TASK ITEM:
Look through the entries below and count the lines with "JSON" in them; the reply is the number alone.

-- -- --

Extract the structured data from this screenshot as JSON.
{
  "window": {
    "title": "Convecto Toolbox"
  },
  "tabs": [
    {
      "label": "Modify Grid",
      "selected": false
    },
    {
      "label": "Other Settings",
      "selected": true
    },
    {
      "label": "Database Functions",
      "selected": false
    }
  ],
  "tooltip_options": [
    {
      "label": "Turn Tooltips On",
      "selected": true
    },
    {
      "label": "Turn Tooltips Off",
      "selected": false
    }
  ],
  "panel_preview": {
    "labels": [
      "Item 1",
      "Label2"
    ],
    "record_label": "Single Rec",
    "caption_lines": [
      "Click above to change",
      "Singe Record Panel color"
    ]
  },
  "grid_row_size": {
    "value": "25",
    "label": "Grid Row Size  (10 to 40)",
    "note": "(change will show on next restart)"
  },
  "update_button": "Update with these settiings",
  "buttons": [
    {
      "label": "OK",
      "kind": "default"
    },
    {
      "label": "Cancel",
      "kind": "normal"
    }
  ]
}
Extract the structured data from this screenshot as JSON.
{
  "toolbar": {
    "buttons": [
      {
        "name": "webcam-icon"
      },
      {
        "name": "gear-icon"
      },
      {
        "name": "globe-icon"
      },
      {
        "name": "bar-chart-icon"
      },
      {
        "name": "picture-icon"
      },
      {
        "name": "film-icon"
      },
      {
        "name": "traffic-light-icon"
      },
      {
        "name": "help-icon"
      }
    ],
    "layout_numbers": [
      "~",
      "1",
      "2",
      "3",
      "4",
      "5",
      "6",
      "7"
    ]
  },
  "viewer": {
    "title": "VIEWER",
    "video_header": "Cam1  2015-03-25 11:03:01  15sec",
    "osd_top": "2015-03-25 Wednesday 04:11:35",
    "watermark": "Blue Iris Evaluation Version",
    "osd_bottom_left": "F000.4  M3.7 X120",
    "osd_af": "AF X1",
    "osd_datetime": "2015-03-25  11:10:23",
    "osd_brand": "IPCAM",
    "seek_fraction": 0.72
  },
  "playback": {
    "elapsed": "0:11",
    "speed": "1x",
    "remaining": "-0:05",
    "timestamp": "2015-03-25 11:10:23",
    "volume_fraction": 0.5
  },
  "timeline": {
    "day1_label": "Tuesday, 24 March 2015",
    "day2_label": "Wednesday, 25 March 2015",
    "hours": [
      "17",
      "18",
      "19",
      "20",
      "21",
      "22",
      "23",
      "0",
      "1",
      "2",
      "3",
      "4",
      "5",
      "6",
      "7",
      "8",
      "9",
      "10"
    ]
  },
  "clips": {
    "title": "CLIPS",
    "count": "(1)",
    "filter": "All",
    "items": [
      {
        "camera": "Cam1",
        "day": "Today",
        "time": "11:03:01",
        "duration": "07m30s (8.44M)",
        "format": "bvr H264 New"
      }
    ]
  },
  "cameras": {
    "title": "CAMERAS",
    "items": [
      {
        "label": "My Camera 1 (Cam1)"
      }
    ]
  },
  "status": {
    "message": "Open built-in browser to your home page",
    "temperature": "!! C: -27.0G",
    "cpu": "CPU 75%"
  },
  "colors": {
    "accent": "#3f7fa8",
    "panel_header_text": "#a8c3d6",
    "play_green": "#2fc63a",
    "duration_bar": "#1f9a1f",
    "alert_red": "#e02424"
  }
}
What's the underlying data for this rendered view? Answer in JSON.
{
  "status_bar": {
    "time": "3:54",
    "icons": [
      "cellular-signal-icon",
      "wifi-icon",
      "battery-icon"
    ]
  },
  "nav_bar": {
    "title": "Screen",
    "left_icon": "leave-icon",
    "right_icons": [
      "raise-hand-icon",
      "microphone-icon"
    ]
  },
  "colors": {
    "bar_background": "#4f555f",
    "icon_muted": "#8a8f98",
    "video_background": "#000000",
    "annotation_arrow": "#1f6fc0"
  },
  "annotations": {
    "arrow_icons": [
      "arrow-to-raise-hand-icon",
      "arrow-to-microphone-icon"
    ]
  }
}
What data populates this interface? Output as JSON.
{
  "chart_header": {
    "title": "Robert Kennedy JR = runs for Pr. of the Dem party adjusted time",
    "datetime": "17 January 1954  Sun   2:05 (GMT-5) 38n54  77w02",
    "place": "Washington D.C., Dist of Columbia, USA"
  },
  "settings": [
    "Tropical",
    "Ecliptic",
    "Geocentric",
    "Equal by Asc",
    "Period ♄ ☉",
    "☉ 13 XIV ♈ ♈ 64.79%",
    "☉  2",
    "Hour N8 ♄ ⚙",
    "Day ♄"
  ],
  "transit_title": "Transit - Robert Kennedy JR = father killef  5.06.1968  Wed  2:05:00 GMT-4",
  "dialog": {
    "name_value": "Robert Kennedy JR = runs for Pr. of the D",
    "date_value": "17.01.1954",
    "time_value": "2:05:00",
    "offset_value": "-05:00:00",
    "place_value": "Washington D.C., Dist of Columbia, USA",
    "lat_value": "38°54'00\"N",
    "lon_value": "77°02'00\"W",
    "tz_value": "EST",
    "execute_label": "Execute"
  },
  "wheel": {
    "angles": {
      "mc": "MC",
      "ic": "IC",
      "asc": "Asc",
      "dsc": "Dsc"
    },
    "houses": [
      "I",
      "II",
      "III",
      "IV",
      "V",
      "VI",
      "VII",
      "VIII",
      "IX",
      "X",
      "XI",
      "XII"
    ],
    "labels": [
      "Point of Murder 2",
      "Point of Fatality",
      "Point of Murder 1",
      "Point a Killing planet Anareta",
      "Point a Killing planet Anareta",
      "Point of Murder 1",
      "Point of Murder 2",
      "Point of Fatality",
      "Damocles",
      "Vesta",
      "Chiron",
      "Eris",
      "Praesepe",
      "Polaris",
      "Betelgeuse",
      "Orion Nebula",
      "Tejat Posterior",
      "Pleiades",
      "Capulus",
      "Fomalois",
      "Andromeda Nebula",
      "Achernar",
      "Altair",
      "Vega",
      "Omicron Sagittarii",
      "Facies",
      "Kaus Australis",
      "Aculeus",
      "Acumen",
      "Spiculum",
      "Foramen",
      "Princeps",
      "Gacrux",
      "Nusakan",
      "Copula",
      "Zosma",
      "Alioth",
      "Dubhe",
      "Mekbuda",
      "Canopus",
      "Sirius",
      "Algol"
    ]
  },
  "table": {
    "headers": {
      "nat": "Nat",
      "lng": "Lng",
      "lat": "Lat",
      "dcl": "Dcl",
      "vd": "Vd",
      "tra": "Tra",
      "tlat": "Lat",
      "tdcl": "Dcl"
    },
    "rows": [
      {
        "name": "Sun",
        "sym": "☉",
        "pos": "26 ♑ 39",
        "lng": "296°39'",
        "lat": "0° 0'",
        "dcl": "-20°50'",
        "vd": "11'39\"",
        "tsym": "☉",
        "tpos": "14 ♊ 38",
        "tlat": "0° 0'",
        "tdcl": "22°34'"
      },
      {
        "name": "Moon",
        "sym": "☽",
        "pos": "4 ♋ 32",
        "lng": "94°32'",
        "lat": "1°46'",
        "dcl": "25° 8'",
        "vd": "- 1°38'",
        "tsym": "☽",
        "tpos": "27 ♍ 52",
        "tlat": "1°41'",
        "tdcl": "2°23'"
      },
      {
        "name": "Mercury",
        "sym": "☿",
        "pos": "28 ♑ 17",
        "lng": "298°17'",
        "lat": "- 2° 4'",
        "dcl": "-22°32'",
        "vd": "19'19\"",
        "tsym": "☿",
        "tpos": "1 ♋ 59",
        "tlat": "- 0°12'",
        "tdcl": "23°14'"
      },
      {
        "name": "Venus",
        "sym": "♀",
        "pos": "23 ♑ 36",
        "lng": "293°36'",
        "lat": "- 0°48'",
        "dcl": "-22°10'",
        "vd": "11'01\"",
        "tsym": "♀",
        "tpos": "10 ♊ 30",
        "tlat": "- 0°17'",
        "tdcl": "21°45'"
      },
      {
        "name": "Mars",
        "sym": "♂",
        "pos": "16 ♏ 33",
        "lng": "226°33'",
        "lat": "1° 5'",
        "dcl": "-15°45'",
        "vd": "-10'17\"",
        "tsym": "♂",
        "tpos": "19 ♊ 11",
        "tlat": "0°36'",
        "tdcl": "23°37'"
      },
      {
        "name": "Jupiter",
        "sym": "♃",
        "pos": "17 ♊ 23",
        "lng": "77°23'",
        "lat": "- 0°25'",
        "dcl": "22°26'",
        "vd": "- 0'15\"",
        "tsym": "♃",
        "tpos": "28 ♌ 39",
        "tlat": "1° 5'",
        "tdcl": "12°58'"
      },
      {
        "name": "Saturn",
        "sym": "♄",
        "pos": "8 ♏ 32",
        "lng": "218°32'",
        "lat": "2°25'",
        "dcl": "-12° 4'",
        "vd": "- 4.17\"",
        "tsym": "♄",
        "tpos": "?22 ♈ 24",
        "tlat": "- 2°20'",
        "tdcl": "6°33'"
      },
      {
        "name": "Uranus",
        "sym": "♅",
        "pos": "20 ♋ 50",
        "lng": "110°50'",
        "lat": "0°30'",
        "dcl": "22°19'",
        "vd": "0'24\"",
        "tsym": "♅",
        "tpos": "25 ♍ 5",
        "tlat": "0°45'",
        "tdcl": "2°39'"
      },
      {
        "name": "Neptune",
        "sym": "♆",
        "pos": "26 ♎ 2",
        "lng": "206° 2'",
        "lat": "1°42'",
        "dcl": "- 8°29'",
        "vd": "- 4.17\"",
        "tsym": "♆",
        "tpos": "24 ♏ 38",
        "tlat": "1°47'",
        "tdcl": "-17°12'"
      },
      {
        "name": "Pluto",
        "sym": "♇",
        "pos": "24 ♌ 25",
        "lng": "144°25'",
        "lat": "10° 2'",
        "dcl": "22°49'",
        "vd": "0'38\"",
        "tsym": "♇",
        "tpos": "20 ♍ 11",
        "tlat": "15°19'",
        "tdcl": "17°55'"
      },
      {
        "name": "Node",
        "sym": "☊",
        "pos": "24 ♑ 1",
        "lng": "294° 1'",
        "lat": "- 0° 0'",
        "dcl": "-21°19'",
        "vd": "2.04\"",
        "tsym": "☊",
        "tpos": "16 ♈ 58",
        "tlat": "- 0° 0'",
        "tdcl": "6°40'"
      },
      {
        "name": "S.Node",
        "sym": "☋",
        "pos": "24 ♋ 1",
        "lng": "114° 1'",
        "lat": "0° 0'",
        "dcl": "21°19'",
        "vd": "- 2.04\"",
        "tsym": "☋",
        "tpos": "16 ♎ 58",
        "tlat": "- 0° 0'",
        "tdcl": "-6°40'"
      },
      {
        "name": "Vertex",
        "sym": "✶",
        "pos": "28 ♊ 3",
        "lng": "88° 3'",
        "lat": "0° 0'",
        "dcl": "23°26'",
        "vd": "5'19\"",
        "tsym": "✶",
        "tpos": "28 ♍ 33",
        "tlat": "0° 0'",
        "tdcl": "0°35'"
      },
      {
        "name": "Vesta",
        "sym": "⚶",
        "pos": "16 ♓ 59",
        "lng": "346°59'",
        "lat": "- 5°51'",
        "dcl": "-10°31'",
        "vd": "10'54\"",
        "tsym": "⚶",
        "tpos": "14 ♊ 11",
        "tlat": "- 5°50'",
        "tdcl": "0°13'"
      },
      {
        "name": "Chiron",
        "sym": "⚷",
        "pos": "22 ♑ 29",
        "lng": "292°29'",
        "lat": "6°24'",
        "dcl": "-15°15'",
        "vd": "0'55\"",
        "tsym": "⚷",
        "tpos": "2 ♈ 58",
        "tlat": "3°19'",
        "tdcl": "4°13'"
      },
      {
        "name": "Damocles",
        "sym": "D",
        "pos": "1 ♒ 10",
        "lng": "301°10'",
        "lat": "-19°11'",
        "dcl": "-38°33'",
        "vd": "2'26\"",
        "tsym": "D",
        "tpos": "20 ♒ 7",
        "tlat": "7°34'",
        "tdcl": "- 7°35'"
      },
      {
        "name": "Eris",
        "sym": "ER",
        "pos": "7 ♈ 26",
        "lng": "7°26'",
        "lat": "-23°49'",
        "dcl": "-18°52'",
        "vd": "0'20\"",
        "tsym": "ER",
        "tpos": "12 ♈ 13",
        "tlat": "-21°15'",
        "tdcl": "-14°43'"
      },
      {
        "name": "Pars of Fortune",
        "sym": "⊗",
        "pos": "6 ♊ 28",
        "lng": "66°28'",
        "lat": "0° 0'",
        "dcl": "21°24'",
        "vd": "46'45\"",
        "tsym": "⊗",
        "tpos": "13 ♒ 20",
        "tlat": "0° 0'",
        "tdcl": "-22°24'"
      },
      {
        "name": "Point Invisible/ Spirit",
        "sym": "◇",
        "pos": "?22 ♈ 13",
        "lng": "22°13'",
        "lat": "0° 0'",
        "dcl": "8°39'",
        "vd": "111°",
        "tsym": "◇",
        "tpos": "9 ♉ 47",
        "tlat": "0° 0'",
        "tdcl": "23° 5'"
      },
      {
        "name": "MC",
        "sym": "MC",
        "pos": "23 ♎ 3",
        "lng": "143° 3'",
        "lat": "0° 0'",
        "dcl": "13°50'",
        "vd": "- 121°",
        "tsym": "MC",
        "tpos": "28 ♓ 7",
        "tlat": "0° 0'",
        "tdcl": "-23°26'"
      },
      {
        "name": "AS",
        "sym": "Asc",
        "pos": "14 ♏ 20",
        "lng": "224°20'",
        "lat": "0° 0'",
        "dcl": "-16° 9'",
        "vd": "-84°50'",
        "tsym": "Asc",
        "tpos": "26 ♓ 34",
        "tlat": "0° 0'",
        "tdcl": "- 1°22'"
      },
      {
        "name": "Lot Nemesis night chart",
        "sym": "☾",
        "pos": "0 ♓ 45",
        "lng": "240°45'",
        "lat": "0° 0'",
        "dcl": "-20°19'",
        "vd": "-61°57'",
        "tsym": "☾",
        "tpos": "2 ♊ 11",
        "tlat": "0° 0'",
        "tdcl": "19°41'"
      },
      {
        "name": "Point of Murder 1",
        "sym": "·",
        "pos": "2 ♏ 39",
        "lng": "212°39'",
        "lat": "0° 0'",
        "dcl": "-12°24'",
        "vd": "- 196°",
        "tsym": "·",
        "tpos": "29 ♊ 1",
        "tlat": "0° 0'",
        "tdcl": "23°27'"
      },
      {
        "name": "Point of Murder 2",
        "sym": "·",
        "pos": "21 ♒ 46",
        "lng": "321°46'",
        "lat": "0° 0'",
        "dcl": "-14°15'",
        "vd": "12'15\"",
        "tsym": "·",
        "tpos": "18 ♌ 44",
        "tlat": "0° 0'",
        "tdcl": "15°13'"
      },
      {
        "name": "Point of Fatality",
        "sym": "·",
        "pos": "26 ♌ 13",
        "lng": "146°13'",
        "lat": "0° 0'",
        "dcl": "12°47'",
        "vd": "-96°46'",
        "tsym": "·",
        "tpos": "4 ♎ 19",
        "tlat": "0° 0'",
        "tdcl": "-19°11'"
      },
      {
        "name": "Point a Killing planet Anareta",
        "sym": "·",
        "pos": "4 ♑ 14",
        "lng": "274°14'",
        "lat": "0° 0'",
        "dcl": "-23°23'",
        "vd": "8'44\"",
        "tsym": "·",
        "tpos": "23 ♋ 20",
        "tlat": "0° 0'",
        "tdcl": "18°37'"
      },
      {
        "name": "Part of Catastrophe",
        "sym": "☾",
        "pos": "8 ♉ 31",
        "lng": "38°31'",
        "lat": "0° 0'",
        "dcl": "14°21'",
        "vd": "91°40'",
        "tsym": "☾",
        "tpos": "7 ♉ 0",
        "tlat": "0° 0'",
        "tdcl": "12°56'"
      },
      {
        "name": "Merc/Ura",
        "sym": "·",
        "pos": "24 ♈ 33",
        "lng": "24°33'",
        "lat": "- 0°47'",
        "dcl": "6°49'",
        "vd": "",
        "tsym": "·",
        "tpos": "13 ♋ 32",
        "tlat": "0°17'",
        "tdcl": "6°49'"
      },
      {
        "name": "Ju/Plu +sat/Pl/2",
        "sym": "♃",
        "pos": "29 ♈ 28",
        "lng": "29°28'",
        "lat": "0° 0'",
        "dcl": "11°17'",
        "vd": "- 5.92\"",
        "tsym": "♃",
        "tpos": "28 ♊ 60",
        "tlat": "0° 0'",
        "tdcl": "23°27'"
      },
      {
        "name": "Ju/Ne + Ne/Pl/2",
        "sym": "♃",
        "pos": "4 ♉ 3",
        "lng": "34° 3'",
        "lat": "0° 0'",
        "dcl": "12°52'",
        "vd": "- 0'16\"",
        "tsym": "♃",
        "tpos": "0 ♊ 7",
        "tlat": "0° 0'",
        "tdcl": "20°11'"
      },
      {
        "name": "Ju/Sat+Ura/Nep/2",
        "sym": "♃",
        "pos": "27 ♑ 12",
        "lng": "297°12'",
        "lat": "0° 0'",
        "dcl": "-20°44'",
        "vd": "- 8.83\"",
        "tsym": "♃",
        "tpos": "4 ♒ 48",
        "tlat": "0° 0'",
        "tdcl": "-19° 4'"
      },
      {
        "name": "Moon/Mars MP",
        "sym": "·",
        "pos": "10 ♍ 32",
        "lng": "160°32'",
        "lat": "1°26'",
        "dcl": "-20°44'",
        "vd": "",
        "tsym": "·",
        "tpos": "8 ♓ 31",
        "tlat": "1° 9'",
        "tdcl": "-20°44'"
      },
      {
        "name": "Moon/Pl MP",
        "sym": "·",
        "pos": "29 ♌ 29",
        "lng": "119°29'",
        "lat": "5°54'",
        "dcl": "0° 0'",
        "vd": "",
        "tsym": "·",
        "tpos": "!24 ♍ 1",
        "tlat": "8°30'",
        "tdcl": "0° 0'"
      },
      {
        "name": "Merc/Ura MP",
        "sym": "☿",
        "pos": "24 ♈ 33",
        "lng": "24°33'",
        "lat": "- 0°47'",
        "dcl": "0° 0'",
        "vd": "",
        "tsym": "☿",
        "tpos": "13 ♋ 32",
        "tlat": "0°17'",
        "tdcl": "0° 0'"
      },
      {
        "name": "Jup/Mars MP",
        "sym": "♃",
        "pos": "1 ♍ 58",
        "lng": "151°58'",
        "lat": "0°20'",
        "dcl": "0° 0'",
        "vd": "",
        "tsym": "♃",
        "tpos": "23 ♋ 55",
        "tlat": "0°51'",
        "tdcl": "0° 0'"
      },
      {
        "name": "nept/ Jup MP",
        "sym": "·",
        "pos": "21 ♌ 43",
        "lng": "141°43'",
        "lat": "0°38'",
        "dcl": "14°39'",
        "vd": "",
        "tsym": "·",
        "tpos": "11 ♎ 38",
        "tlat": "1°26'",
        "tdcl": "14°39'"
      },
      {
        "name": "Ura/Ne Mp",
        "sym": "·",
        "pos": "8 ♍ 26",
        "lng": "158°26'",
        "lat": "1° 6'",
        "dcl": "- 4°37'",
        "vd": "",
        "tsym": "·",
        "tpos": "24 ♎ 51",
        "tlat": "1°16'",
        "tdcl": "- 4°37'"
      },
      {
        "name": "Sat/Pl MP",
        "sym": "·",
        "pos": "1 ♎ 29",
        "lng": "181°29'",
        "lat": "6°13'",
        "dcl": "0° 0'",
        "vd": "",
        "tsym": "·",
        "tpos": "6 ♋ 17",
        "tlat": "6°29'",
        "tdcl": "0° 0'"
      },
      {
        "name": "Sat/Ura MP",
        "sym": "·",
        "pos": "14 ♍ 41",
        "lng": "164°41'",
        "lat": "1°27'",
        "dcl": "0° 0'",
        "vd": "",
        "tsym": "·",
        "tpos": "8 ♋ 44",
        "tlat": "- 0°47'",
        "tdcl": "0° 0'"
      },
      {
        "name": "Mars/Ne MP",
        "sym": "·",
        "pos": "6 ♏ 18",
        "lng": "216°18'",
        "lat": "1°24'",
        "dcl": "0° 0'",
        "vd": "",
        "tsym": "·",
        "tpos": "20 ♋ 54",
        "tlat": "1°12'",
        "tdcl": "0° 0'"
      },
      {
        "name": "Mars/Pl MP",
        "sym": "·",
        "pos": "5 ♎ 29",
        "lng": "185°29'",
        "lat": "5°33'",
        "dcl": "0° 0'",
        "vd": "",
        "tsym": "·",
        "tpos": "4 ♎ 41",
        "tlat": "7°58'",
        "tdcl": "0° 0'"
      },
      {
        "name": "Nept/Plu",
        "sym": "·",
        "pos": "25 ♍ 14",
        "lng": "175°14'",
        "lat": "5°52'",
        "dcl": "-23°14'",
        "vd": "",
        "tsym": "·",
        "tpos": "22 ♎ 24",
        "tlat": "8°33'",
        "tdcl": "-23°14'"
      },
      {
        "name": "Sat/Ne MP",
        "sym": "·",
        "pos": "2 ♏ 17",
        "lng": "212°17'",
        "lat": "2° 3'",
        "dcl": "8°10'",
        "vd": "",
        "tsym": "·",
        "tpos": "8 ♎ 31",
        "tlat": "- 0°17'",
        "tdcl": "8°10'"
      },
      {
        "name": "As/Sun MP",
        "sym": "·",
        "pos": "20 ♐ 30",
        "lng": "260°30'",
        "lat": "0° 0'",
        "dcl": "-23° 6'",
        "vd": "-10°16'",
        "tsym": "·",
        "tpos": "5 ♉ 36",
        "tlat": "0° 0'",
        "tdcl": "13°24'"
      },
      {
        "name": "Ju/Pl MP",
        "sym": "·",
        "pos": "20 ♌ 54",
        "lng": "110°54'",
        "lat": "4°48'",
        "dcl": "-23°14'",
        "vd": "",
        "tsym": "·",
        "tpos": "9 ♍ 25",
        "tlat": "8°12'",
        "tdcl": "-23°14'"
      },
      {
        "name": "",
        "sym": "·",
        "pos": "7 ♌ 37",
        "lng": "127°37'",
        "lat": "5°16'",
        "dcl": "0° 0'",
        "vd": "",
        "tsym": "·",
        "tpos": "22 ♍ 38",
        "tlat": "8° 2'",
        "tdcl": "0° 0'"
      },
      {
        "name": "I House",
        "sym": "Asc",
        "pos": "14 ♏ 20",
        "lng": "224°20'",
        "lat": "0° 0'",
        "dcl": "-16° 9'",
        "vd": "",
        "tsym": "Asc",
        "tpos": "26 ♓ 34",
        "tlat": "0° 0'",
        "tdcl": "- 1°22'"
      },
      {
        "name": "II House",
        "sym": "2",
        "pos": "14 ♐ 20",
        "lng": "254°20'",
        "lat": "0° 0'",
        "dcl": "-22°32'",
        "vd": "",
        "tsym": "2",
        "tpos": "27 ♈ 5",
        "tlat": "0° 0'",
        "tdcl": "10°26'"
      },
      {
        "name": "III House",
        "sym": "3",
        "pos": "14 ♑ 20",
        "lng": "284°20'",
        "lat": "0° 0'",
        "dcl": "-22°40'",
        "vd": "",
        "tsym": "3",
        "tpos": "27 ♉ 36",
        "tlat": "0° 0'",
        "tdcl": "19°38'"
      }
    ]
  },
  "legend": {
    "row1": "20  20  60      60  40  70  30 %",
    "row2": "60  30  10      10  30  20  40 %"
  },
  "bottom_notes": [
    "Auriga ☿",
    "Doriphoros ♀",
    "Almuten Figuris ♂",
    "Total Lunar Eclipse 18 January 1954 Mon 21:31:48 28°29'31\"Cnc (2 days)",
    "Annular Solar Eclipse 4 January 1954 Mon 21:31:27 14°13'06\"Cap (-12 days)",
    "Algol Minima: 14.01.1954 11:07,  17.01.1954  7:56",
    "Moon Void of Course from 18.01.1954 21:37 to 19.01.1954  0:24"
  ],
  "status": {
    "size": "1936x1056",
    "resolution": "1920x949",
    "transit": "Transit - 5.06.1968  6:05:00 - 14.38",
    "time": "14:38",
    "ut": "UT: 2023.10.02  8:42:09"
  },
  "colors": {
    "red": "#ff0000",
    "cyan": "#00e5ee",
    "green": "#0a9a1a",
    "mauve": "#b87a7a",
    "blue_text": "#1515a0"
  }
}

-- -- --

EXERCISE RESPONSE:
4